Accordingly, what we need is a viable Disruptor. So, who can fill the bill? In times of turmoil, America has often turned to its military figures. Just look at the number of Presidents who were military heroes. Considering the precarious state of today’s world, it would only make sense if we were to turn again to someone who has the experience and gravitas of one of our military commanders.

The person who comes to my mind is Colin Powell. I doubt that there is anyone more respected in this country than General Powell. I don’t care that he is close to 80. Unless there is something about the current state of his physical or mental health that is not public, there is no reason to think that he is any less eligible to be a world leader than Ronald Reagan, Golda Meier or Nelson Mandela. And talk about qualifications.
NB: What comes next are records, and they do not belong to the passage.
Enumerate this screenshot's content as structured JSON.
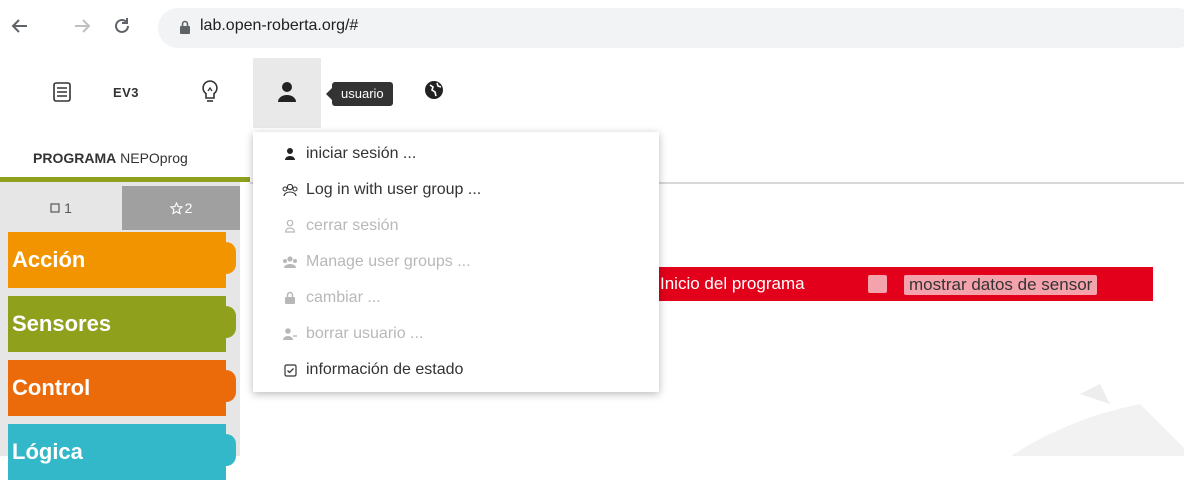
{
  "browser": {
    "url": "lab.open-roberta.org/#"
  },
  "toolbar": {
    "robot_label": "EV3",
    "user_tooltip": "usuario"
  },
  "program": {
    "tab_label": "PROGRAMA",
    "tab_name": "NEPOprog"
  },
  "toolbox": {
    "levels": [
      {
        "label": "1",
        "icon": "square-icon"
      },
      {
        "label": "2",
        "icon": "star-icon"
      }
    ],
    "categories": [
      {
        "label": "Acción",
        "color": "#f29400"
      },
      {
        "label": "Sensores",
        "color": "#8fa01d"
      },
      {
        "label": "Control",
        "color": "#eb6a0a"
      },
      {
        "label": "Lógica",
        "color": "#33b8ca"
      }
    ]
  },
  "user_menu": {
    "items": [
      {
        "label": "iniciar sesión ...",
        "icon": "user-icon",
        "enabled": true
      },
      {
        "label": "Log in with user group ...",
        "icon": "user-group-icon",
        "enabled": true
      },
      {
        "label": "cerrar sesión",
        "icon": "user-outline-icon",
        "enabled": false
      },
      {
        "label": "Manage user groups ...",
        "icon": "users-icon",
        "enabled": false
      },
      {
        "label": "cambiar ...",
        "icon": "lock-icon",
        "enabled": false
      },
      {
        "label": "borrar usuario ...",
        "icon": "user-minus-icon",
        "enabled": false
      },
      {
        "label": "información de estado",
        "icon": "checkbox-icon",
        "enabled": true
      }
    ]
  },
  "canvas": {
    "start_block_label": "Inicio del programa",
    "sensor_option_label": "mostrar datos de sensor"
  },
  "colors": {
    "start_block": "#e2001a",
    "menu_disabled": "#b8b8b8"
  }
}
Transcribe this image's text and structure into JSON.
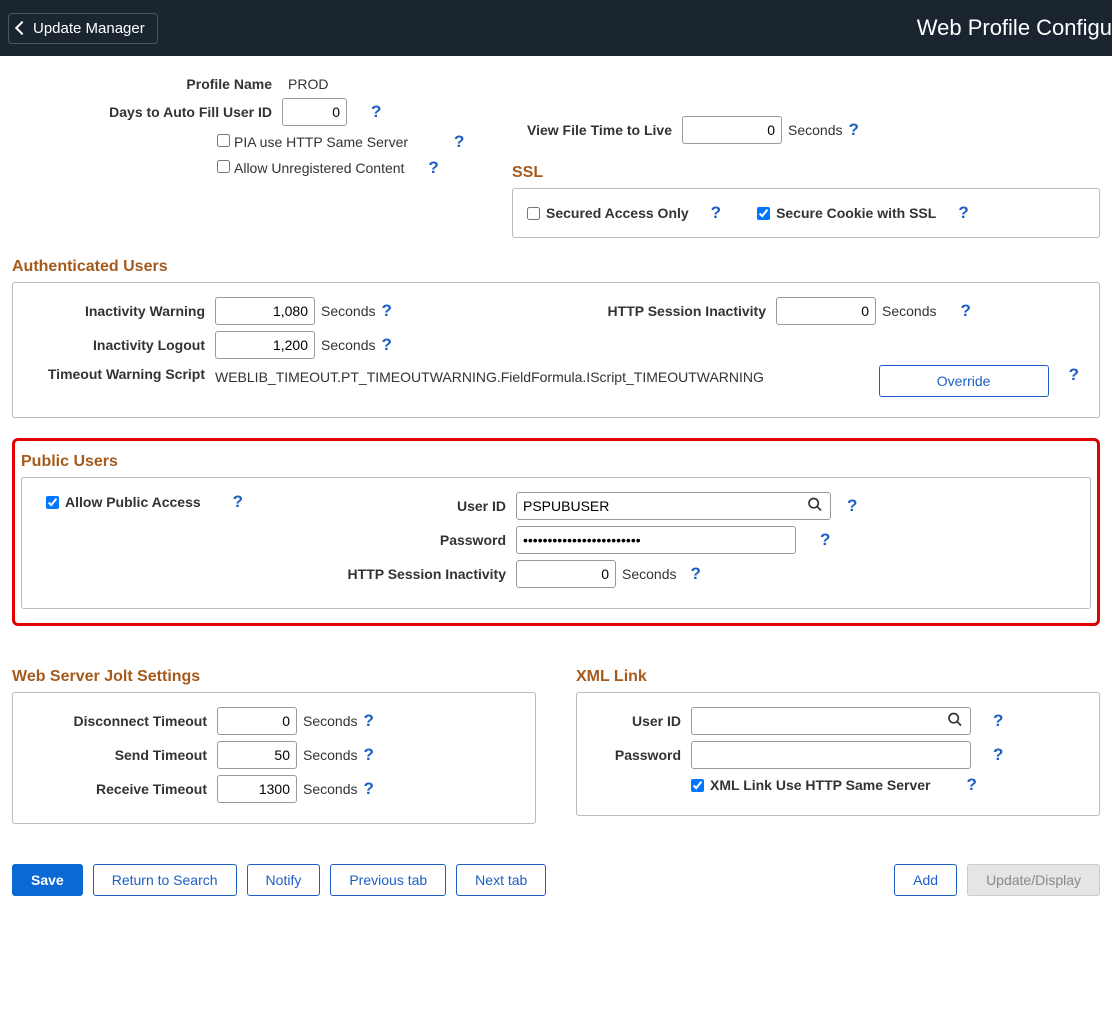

Besides being chairman of the Joint Chiefs of Staff in the U.S. military establishment, he was our Secretary of State (which another current candidate claims as one of her most important qualifications.) Finally, no major moral lapses and, yes, black lives do matter.

What I am proposing is a massive write-in campaign for Gen. Powell, a candidate who needs no introduction, who has an unblemished record of public service and who does not represent any wing, left or right, of any political party.

Note that a write-in campaign avoids all the technicalities and timeframes in the individual states about how a candidate gets his/her name to be printed on the ballot. The other advantage that a write-in effort has over a conventional campaign, especially with respect to a candidate like Gen. Powell who would surely be a reluctant bride, is that it does not require participation by or even the acquiescence of the candidate.

If anyone argues that throwing the race for President to the House of Representatives would be subverting the will of the voters, l have both the Constitution and history on my side. The Constitution specifically provides for the presidency to be decided by the House of Representatives if no candidate receives a majority of the Electoral College votes. As for history, none other than Thomas Jefferson was elected President of the United States by a vote of the House of Representatives.

As Edmund Burke so famously put it, “The only thing necessary for the triumph of evil is for good men to do nothing.” Any takers?

Eugene Van Loan is a semi-retired attorney from Manchester NH and past chairman of the Josiah Bartlett Center for Public Policy.